_Brief_
From the listing below, extract each line containing the string "JSON".

_Task material_
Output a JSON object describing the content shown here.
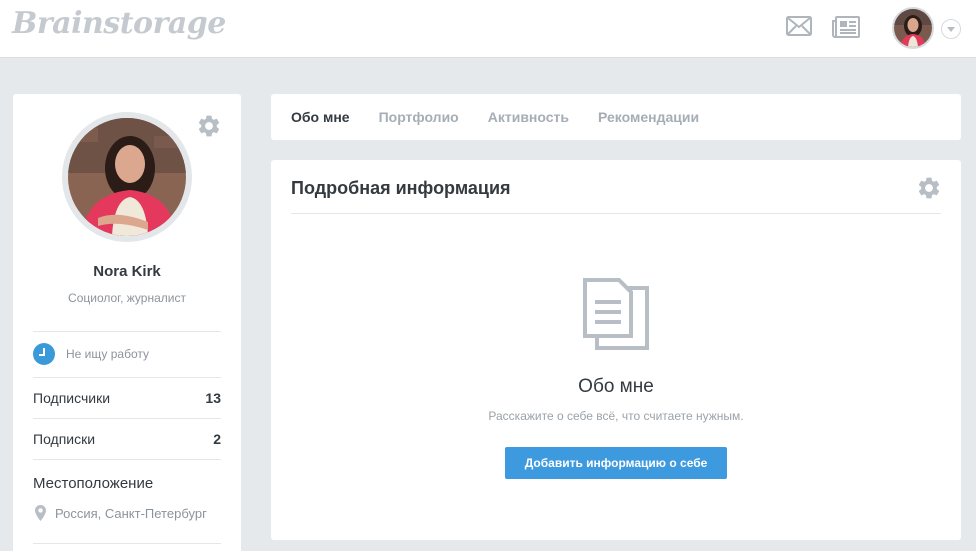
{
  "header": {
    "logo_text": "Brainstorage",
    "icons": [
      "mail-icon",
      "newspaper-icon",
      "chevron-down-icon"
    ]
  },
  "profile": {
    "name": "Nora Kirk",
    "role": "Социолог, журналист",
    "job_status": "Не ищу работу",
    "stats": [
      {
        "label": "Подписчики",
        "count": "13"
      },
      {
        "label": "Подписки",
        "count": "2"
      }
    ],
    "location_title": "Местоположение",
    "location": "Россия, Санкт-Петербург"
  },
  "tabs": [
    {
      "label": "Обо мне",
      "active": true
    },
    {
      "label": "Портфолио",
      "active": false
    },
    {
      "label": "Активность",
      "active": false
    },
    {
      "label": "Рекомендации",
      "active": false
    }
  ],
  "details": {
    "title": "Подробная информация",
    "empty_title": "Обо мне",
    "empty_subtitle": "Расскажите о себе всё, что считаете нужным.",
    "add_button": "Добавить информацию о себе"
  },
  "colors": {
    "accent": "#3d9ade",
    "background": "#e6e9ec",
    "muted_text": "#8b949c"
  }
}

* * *

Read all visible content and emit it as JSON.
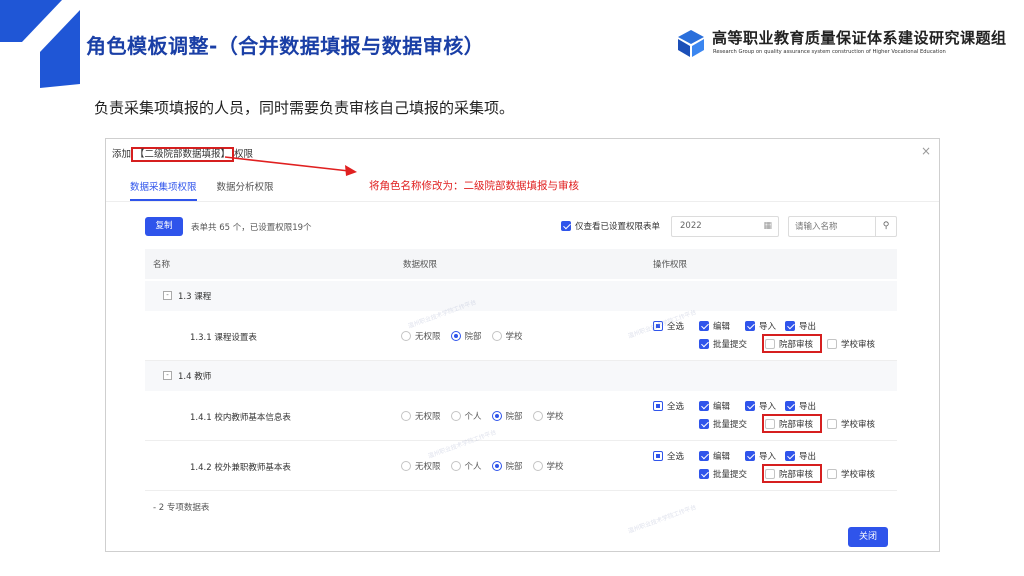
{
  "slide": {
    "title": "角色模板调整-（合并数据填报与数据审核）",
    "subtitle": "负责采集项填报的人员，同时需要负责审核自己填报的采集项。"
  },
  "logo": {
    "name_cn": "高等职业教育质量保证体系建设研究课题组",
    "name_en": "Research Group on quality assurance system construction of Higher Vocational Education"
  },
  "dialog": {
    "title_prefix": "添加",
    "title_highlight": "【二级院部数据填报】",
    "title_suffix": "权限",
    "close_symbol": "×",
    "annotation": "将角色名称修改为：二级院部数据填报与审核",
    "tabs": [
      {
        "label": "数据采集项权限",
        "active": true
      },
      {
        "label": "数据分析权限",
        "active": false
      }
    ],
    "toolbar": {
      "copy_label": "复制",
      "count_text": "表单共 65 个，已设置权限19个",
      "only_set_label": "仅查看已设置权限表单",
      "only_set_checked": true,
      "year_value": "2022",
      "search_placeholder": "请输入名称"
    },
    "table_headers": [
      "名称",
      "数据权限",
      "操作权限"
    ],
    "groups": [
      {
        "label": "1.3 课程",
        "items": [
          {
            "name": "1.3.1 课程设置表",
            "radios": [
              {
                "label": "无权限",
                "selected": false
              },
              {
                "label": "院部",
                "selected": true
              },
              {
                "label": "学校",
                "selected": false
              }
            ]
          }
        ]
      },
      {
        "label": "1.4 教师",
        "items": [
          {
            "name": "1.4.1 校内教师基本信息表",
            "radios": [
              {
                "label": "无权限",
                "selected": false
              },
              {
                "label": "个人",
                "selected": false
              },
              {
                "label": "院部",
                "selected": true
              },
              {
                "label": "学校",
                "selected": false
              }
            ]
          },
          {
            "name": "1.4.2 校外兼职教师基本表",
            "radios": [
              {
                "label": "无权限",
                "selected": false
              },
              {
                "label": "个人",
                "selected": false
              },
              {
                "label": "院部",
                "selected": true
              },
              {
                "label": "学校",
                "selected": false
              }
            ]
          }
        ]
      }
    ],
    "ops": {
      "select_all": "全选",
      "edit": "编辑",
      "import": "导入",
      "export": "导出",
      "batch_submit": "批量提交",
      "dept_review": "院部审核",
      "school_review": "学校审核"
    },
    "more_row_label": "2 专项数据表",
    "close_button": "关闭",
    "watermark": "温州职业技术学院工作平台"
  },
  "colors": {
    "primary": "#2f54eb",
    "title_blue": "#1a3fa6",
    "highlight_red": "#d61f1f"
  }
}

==

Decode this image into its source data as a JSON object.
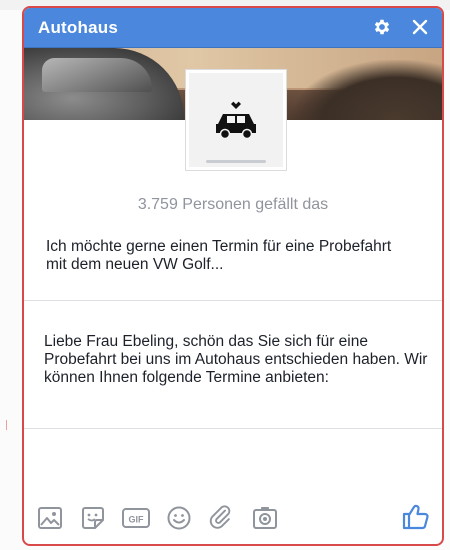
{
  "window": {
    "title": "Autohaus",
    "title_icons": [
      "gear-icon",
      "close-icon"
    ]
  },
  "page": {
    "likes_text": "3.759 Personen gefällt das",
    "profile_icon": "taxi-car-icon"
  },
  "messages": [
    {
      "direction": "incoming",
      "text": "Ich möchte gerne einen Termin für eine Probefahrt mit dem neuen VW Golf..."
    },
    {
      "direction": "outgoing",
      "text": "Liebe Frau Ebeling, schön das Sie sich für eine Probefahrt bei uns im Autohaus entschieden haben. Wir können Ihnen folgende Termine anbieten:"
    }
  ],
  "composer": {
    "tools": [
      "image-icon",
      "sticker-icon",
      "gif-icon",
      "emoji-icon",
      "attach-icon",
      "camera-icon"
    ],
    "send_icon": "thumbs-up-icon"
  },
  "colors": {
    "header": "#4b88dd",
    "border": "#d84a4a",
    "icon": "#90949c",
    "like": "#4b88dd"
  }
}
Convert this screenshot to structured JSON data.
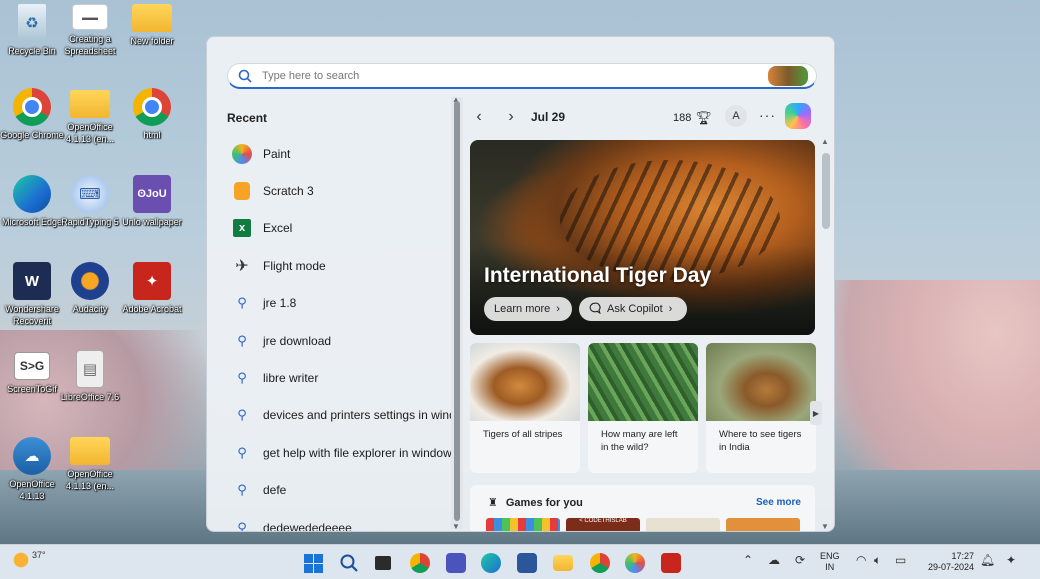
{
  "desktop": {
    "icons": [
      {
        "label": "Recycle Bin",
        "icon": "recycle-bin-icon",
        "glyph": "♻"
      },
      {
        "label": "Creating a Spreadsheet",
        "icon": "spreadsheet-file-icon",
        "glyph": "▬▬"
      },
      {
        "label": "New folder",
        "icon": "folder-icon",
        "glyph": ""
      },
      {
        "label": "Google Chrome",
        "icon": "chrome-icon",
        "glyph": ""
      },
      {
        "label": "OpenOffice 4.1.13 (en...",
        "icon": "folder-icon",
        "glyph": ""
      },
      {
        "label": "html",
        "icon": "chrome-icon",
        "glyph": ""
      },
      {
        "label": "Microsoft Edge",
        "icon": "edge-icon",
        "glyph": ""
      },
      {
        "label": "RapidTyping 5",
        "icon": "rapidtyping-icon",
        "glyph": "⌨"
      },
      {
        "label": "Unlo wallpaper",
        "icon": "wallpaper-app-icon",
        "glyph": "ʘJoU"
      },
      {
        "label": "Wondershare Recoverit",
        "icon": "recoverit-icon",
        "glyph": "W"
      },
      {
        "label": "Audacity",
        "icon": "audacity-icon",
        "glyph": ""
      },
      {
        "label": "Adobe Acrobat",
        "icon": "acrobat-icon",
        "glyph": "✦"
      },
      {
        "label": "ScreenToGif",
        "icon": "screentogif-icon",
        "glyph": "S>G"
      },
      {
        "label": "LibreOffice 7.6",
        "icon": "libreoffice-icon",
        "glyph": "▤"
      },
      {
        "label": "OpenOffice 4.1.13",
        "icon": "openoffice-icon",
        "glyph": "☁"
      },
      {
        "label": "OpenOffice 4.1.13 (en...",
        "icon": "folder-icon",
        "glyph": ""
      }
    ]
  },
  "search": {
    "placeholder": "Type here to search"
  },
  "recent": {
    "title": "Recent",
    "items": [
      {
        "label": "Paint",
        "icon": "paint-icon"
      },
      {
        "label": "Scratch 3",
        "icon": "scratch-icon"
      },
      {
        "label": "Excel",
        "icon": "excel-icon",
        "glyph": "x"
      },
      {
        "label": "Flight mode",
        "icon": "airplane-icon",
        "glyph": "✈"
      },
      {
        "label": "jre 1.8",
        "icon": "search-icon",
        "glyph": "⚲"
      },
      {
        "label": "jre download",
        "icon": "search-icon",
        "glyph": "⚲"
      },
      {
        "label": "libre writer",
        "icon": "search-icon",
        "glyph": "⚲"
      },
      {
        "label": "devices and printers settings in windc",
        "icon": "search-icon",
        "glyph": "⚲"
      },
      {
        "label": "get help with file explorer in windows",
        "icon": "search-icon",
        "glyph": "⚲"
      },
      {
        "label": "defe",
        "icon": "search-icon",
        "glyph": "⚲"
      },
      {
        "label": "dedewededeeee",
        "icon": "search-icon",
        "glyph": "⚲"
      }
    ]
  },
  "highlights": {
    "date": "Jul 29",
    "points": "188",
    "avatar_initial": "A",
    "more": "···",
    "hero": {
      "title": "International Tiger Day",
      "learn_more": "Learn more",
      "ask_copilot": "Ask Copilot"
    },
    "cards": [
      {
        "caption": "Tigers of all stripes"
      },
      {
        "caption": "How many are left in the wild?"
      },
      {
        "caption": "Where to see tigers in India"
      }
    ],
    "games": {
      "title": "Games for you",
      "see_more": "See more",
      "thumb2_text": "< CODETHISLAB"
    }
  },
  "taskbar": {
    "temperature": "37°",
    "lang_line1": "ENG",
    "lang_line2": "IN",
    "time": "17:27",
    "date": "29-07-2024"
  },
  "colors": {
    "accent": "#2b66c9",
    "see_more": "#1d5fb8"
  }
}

_The completed task_
Output a JSON object describing the content shown here.
Read all visible content and emit it as JSON.
Decode this image into its source data as a JSON object.
Convert this screenshot to structured JSON data.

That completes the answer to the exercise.